WHAT THE TASK ASKS: Look through the entries that follow and return each line that has the string "Hello".

(Dataset rows describing interfaces)

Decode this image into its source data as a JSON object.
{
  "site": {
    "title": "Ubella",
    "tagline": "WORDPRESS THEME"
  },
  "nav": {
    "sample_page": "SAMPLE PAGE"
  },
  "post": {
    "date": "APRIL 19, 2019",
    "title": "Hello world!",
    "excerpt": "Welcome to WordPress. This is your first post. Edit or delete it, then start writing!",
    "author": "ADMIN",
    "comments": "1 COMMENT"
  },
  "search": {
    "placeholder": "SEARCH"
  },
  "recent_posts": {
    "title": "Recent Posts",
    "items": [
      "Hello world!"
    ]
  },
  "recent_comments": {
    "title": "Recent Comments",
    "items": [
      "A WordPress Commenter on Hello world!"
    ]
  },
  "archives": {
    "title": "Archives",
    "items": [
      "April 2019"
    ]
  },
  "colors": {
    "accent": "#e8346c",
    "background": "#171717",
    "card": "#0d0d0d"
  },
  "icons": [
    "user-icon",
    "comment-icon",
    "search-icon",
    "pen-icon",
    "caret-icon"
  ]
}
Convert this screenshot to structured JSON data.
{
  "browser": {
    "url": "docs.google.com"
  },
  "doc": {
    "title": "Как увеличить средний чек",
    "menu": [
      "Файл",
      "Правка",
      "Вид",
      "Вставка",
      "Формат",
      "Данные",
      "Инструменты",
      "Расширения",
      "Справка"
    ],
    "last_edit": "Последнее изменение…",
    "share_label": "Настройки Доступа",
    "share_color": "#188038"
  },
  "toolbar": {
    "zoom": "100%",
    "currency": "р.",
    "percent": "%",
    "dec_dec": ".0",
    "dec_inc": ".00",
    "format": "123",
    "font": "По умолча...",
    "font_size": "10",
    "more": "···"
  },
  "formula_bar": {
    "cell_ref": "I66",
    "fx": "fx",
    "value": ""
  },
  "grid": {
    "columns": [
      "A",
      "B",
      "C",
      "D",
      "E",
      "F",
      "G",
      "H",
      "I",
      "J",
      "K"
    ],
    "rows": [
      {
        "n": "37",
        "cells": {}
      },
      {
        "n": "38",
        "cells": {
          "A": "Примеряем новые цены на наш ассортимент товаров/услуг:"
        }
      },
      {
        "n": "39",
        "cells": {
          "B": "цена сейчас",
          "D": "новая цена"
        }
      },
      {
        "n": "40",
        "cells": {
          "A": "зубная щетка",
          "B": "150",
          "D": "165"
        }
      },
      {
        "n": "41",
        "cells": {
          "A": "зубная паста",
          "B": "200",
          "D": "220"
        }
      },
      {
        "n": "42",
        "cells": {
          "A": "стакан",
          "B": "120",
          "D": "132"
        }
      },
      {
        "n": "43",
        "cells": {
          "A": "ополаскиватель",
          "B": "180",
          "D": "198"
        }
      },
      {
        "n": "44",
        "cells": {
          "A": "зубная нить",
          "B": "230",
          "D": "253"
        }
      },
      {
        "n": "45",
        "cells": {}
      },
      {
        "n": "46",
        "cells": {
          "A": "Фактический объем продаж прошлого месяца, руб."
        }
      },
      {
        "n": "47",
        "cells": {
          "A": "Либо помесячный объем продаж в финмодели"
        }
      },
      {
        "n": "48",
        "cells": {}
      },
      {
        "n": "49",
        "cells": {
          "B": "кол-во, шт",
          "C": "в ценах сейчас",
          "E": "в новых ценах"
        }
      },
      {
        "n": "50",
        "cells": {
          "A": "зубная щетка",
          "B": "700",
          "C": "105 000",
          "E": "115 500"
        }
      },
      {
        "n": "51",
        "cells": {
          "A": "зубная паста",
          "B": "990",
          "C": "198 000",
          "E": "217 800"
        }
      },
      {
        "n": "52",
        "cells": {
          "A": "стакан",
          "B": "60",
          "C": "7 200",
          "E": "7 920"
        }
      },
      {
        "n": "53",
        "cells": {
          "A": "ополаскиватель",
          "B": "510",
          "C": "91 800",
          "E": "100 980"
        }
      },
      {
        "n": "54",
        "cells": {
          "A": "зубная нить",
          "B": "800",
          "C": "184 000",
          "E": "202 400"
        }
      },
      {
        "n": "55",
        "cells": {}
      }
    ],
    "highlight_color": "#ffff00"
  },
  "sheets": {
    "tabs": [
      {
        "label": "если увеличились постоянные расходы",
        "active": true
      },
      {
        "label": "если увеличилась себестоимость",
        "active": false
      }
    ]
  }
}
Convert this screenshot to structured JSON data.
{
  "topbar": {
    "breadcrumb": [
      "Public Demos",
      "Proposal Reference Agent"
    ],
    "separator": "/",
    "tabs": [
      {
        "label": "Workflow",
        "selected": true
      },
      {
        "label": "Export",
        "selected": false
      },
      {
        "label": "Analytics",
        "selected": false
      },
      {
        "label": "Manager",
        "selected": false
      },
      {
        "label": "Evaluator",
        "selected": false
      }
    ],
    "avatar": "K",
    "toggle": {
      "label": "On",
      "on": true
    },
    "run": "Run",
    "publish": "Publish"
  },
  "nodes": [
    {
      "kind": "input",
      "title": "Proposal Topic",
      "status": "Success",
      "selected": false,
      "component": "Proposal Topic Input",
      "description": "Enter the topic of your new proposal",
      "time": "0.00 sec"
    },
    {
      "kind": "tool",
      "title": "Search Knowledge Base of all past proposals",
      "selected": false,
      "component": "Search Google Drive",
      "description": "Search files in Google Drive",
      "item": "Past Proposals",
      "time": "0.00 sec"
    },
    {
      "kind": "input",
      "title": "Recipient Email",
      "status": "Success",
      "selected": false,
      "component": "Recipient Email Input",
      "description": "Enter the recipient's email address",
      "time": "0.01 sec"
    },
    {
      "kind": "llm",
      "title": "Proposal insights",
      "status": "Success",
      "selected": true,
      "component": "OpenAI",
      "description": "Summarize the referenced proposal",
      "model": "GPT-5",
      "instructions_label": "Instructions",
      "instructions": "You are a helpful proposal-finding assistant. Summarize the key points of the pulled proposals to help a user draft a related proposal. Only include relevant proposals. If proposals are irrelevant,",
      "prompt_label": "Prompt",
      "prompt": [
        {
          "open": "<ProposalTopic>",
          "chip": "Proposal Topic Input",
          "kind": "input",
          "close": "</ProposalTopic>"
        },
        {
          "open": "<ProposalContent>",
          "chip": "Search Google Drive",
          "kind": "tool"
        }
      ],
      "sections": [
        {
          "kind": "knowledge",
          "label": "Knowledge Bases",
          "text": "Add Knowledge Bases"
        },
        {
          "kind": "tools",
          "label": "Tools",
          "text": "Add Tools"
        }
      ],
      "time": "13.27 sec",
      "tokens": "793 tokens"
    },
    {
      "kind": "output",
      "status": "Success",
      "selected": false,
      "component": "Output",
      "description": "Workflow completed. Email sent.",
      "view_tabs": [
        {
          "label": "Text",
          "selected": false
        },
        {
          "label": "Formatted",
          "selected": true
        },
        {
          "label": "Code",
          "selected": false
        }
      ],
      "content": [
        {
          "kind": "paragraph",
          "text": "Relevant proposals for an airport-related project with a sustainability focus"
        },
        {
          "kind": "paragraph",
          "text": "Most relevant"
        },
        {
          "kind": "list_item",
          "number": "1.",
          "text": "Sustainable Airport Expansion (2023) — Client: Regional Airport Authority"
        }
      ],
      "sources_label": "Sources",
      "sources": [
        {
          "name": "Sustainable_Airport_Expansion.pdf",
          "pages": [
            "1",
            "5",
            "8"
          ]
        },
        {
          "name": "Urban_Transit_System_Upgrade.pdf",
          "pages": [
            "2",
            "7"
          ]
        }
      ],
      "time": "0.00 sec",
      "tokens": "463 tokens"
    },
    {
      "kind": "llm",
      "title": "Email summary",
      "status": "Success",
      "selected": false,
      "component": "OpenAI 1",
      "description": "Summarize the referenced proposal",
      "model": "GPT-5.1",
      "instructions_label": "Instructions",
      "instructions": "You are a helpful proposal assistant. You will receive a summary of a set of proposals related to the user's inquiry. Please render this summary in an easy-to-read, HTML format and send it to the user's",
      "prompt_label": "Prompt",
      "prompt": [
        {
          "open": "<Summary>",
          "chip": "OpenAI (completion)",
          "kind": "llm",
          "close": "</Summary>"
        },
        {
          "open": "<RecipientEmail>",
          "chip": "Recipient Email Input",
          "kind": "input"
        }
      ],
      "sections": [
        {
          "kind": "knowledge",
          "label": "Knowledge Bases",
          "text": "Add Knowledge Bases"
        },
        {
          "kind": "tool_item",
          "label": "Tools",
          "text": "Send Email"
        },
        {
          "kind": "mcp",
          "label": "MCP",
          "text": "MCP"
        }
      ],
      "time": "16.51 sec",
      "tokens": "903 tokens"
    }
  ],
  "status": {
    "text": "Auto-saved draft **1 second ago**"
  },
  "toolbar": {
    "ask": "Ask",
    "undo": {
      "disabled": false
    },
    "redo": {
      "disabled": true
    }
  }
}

OUTPUT BELOW:
    "title": "Hello world!",
      "Hello world!"
      "A WordPress Commenter on Hello world!"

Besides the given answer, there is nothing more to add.